Researchers found a 50% rise in cases of melanoma, the deadliest form of skin cancer, in young women in the United States. According to the American Academy of Dermatology, upwards of 1 million new cases of skin cancer are diagnosed every year and an estimated 62,480 people will be diagnosed with melanoma in the U. S. in 2008. Though its survival rate when detected early is 95%, about 11,200 people will die from it.
Mark Purdue, a researcher at the National Cancer Institute’s Division of Cancer Epidemiology & Genetics and lead author felt the rise in melanoma cases was a result of indoor and outdoor tanning. He felt that the public education campaigns to educate Americans about the risks of tanning had not had much success.
Dr. Jeffrey LaDuca also felt the increase was due to the number of young women who often disregard doctors’ advice for the sake of beauty. "In the last year I've diagnosed probably seven melanomas in women under 25 years old." "For a lot of people, they just don't take it seriously. They just don't think that skin cancer is that big of a deal," said LaDuca.

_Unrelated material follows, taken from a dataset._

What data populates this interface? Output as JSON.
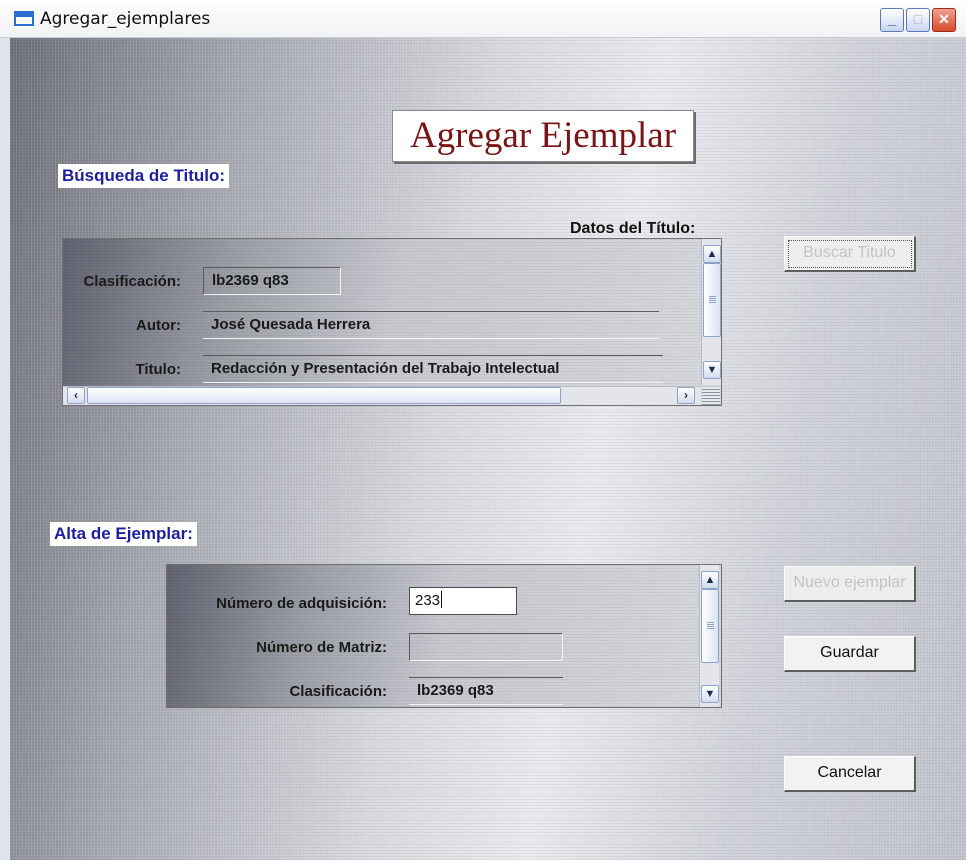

Experts recommend the generous application of water resistant sunscreen with an SPF of 15 or more. This lotion should ideally protect against both UVA and UVB rays and applied to all body parts that are exposed to the sun at least 20-30 minutes before going into the sun. Avoiding sun exposure between 10 a.m. and 2 p.m. when the sun’s rays are the most intense, wearing protective clothing and a hat and sunglasses are other basic recommendations.
Medical experts also feel that people tend to be casual about discovering and reporting the disease. Changes in shape, size or colour of an existing mole or skin growth, the appearance of a new growth on the skin and any other changes should be routinely examined and reported.
“Checking yourself and others can save someone’s life,” Dr. Jeffrey C. Salomon, an assistant clinical professor of plastic surgery at Yale University School of Medicine said.